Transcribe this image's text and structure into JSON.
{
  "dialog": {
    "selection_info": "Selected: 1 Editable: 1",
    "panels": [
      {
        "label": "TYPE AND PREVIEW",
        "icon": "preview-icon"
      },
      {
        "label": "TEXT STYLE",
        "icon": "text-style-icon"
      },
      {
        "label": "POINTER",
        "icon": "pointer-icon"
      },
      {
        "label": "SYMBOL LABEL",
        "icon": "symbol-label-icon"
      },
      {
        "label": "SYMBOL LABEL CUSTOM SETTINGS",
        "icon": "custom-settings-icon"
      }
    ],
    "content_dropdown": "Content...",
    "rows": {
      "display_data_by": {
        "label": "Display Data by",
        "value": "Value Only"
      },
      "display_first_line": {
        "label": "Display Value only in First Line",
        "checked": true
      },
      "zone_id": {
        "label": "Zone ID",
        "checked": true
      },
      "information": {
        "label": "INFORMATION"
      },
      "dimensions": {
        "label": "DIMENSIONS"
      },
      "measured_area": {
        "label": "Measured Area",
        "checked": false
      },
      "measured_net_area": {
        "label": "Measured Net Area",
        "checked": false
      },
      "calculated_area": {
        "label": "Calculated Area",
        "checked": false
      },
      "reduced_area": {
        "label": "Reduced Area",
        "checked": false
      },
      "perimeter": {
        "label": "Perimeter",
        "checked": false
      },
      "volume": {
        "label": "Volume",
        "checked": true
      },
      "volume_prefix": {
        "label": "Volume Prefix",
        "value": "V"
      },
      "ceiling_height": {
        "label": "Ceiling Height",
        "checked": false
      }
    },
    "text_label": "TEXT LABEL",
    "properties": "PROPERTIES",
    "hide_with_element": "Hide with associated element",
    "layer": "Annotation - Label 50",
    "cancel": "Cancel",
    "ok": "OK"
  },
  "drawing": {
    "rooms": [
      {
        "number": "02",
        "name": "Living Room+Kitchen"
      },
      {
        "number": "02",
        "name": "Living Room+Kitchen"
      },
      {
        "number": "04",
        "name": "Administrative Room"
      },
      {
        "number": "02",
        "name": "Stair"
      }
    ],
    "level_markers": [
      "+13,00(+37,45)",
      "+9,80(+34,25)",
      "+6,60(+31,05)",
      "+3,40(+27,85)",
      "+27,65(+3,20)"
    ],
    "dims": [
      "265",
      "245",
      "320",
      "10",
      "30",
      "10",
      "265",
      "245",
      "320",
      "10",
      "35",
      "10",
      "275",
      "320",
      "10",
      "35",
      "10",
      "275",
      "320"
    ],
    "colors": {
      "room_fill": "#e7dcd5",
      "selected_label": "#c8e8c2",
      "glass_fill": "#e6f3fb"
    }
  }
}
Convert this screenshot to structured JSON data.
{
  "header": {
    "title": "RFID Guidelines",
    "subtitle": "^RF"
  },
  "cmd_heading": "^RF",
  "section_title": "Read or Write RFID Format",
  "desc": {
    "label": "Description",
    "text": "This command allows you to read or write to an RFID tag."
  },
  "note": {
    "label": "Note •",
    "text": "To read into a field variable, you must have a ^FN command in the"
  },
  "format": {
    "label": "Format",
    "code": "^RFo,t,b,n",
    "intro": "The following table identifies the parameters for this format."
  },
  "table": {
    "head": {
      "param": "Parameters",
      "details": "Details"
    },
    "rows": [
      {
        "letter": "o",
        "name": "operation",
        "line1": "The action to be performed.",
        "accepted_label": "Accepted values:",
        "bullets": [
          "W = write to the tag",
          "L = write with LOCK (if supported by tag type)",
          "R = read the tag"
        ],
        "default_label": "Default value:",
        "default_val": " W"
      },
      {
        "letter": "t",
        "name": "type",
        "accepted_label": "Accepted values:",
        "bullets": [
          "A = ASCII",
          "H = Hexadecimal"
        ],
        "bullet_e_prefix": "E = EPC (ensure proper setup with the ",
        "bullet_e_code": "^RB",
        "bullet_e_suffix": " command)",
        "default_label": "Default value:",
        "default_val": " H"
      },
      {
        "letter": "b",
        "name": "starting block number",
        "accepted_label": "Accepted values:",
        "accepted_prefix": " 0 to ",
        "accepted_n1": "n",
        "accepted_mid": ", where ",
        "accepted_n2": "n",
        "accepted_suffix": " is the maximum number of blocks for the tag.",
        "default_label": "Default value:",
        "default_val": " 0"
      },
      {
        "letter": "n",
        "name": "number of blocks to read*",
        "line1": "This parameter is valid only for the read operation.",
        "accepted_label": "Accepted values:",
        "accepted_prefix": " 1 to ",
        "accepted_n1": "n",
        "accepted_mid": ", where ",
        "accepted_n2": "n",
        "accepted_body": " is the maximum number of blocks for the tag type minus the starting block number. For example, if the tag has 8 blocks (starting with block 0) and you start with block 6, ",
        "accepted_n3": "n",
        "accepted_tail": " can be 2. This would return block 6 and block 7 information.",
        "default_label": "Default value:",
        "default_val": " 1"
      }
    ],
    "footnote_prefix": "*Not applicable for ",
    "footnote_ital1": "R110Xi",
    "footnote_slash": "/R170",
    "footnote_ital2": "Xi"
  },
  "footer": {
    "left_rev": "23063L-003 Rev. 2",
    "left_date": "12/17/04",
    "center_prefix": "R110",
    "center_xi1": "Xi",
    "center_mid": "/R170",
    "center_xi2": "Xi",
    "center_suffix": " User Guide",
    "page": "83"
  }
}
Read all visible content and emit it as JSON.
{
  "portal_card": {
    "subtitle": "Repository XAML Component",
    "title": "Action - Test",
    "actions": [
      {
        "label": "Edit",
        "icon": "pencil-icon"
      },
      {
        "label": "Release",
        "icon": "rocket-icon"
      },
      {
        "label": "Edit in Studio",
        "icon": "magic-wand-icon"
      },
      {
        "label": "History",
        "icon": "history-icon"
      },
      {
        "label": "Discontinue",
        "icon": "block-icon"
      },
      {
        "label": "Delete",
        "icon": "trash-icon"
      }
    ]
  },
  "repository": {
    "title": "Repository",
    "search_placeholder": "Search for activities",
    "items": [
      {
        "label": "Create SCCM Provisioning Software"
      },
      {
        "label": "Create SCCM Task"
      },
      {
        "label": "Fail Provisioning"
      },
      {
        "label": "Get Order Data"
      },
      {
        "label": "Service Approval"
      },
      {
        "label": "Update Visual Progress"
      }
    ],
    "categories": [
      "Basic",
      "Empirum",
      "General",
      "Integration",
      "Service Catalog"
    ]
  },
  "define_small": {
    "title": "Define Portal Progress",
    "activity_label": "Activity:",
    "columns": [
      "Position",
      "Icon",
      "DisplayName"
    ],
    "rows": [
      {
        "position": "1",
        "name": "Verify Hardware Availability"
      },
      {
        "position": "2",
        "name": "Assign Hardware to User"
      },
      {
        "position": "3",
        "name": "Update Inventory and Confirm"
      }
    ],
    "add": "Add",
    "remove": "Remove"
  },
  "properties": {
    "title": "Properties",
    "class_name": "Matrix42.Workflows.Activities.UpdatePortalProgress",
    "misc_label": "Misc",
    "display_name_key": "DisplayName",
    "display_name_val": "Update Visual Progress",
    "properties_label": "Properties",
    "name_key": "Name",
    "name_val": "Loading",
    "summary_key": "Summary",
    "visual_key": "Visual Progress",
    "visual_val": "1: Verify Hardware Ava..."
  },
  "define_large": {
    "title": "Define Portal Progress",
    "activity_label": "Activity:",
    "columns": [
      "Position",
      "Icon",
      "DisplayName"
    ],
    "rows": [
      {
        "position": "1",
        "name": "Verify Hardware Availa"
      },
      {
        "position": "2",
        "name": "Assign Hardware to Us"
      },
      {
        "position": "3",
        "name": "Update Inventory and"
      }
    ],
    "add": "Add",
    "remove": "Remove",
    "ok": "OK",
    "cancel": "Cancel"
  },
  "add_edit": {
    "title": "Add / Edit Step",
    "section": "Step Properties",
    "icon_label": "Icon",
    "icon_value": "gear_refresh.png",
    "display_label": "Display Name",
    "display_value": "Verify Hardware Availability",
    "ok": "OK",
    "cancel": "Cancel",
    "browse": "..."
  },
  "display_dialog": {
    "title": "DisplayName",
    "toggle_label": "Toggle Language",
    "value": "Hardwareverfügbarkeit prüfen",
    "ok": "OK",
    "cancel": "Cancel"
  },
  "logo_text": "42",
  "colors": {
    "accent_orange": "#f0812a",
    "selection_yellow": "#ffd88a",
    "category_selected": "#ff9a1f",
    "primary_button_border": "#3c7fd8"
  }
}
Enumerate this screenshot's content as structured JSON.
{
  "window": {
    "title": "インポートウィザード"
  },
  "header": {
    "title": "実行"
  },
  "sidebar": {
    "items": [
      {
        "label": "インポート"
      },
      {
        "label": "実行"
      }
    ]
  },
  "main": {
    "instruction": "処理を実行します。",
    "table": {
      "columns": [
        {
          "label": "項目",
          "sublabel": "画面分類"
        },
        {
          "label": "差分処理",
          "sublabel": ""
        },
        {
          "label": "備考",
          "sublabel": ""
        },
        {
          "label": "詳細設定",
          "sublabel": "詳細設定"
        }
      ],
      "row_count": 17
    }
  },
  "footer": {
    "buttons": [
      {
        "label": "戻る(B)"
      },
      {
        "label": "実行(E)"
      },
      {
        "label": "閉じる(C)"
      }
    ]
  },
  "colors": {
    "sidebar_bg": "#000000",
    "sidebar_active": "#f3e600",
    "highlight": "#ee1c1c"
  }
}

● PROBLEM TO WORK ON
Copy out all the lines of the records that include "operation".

● PROBLEM SOLUTION
        "name": "operation",
        "line1": "This parameter is valid only for the read operation.",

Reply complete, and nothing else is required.